We all strive for this - the ability to choose what we do and when we do so.
I have always reasoned that I changed myself for myself, not for my Crohn's disease. Changing my diet to eating healthier and exercising everyday, I did that to feel better, not because my disease took control of my body. I chose to take the necessary steps to feel better and to live a more fulfilling life.
The past nine months have tested my ability to find happiness within a flare-up. From a summer of a liquid/soft diet to no longer running due to my constant need for a bathroom, Crohn's disease has tested my positivity, and definitely gotten the best of me at times. After 11 years of telling myself that my disease will never dictate my life, I am forced to buy depends.
Since my diagnosis I have always considered myself fortunate enough to rarely have an accident. I have found some interesting objects to use as a bathroom, but the point is that I usually save myself from the need of changing clothes.
This last month has taxed my patience with Crohn's. Weeks have passed since I have had bowel movements in the single digits throughout a day. My activities must involve nearby restrooms, just in case. I am too scared to run because the jostling will cause my bowels to become angry.
The decision to wear depends has been long and difficult. For whatever reason, I have continuously told myself that as long as I can make it to the bathroom, I have successfully kept autonomy even with a chronic illness.
Thinking about how I have lived this last month, I think that wearing them will help me regain control. Although I will still try my hardest to make it to the bathroom, I will no longer have restrictions to stay close to the bathroom. I will run again and have no fears about going for walks.

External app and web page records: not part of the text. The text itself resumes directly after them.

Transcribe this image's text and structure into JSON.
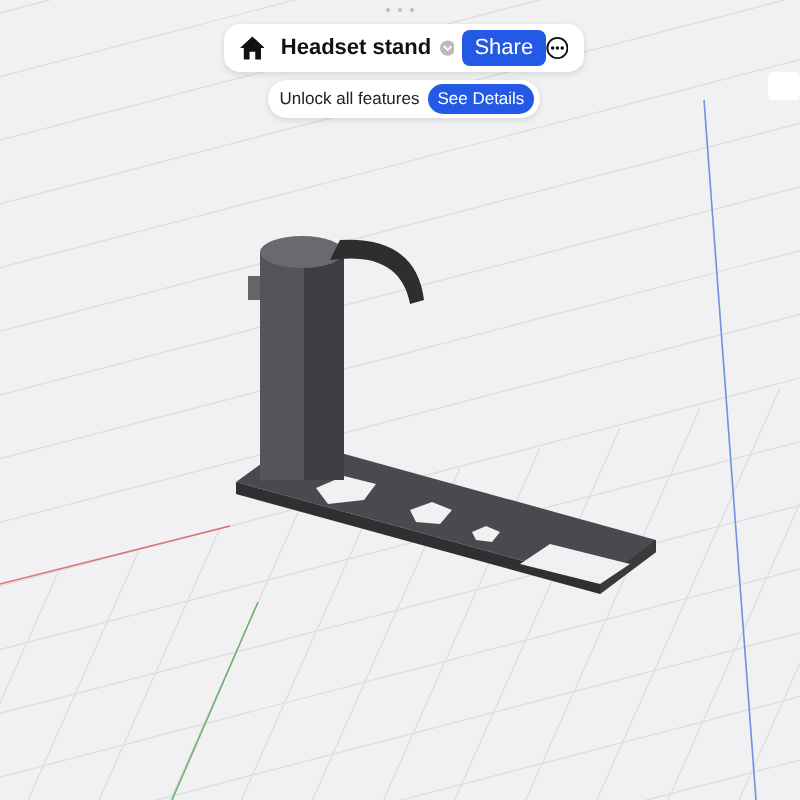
{
  "toolbar": {
    "title": "Headset stand",
    "share_button": "Share"
  },
  "banner": {
    "text": "Unlock all features",
    "button": "See Details"
  }
}
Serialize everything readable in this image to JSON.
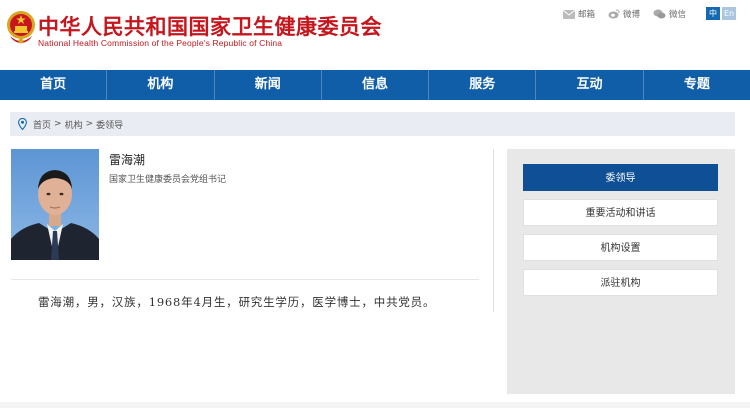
{
  "header": {
    "title_cn": "中华人民共和国国家卫生健康委员会",
    "title_en": "National Health Commission of the People’s Republic of China",
    "links": [
      {
        "label": "邮箱",
        "icon": "mail-icon"
      },
      {
        "label": "微博",
        "icon": "weibo-icon"
      },
      {
        "label": "微信",
        "icon": "wechat-icon"
      }
    ],
    "lang": {
      "cn": "中",
      "en": "En"
    }
  },
  "nav": {
    "items": [
      "首页",
      "机构",
      "新闻",
      "信息",
      "服务",
      "互动",
      "专题"
    ]
  },
  "breadcrumb": {
    "items": [
      "首页",
      "机构",
      "委领导"
    ],
    "separator": ">"
  },
  "profile": {
    "name": "雷海潮",
    "title": "国家卫生健康委员会党组书记",
    "bio": "雷海潮，男，汉族，1968年4月生，研究生学历，医学博士，中共党员。"
  },
  "side_menu": {
    "items": [
      "委领导",
      "重要活动和讲话",
      "机构设置",
      "派驻机构"
    ],
    "active_index": 0
  },
  "colors": {
    "brand_red": "#c4161c",
    "nav_blue": "#105ea8",
    "active_blue": "#0f4f95"
  }
}
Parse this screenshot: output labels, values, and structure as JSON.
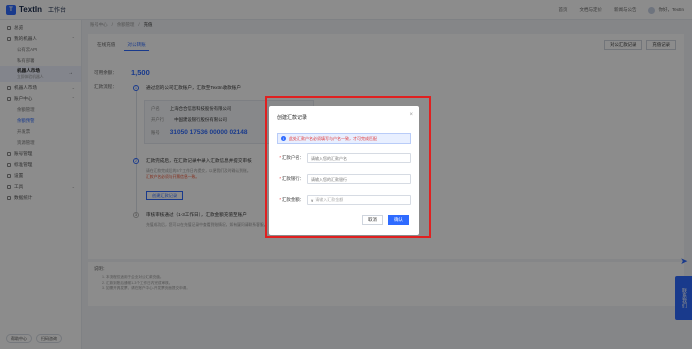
{
  "app": {
    "logo": "TextIn",
    "workspace": "工作台"
  },
  "top": {
    "links": [
      "首页",
      "文档与定价",
      "新闻与公告"
    ],
    "user": "你好，TextIn"
  },
  "sidebar": {
    "items": [
      {
        "label": "总览"
      },
      {
        "label": "我的机器人"
      },
      {
        "label": "公有云API"
      },
      {
        "label": "私有部署"
      },
      {
        "label": "机器人市场"
      },
      {
        "label": "账户中心"
      },
      {
        "label": "余额管理"
      },
      {
        "label": "余额预警"
      },
      {
        "label": "开发票"
      },
      {
        "label": "资源管理"
      },
      {
        "label": "账号管理"
      },
      {
        "label": "标准管理"
      },
      {
        "label": "设置"
      },
      {
        "label": "工具"
      },
      {
        "label": "数据统计"
      }
    ],
    "active": {
      "title": "机器人市场",
      "subtitle": "立即体验机器人"
    },
    "bottom": [
      "帮助中心",
      "扫码咨询"
    ]
  },
  "breadcrumb": [
    "账号中心",
    "余额管理",
    "充值"
  ],
  "panel": {
    "tabs": [
      "在线充值",
      "对公转账"
    ],
    "buttons": [
      "对公汇款记录",
      "充值记录"
    ],
    "balance_label": "可用余额：",
    "balance_value": "1,500",
    "method_label": "汇款流程：",
    "step1": "通过您的公司汇款账户，汇款至TextIn收款账户",
    "acct_name_label": "户名",
    "acct_name": "上海合合信息科技股份有限公司",
    "acct_bank_label": "开户行",
    "acct_bank": "中国建设银行股份有限公司",
    "acct_no_label": "账号",
    "acct_no": "31050 17536 00000 02148",
    "step2": "汇款完成后，在汇款记录中录入汇款信息并提交审核",
    "step2_desc": "请在汇款完成后的3个工作日内提交，以便我们及时确认到账。",
    "step2_red": "汇款户名必须与开票信息一致。",
    "step2_btn": "创建汇款记录",
    "step3": "审核审核通过（1-3工作日），汇款金额充值至账户",
    "step3_desc": "充值成功后，您可以在充值记录中查看到账情况，如有疑问请联系客服。"
  },
  "notes": {
    "title": "说明：",
    "items": [
      "1. 本流程仅适用于企业对公汇款充值。",
      "2. 汇款到账后通常1-3个工作日内完成审核。",
      "3. 如需开具发票，请在账户中心-开发票页面提交申请。"
    ]
  },
  "float": {
    "label": "联系我们"
  },
  "modal": {
    "title": "创建汇款记录",
    "alert_pre": "",
    "alert_red": "此处汇款户名必须填写与户名一致，才可完成匹配",
    "fields": [
      {
        "label": "汇款户名：",
        "placeholder": "请输入您的汇款户名"
      },
      {
        "label": "汇款银行：",
        "placeholder": "请输入您的汇款银行"
      },
      {
        "label": "汇款金额：",
        "placeholder": "请输入汇款金额",
        "prefix": "¥"
      }
    ],
    "cancel": "取消",
    "ok": "确认"
  }
}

For many people managing Inflammatory Bowel Disease, having an accident can make the most significant negative impact on a person's life. Most people associate an uncontrolled bowel as someone who cannot truly live life. I am not proud of my need for depends, but I will not be ashamed that they will make my life easier.
The most important lesson I have taken from this decision concerns openness about your situation. I am fortunate enough to have a supportive boyfriend that will go with me to the store to buy my first set and has lifted me up through this difficult decision. My friends at school have helped me through the rough periods and provide constant encouragement. This is not something a person should keep to themselves to save face. No one should feel shame for using something that will make their disease more manageable.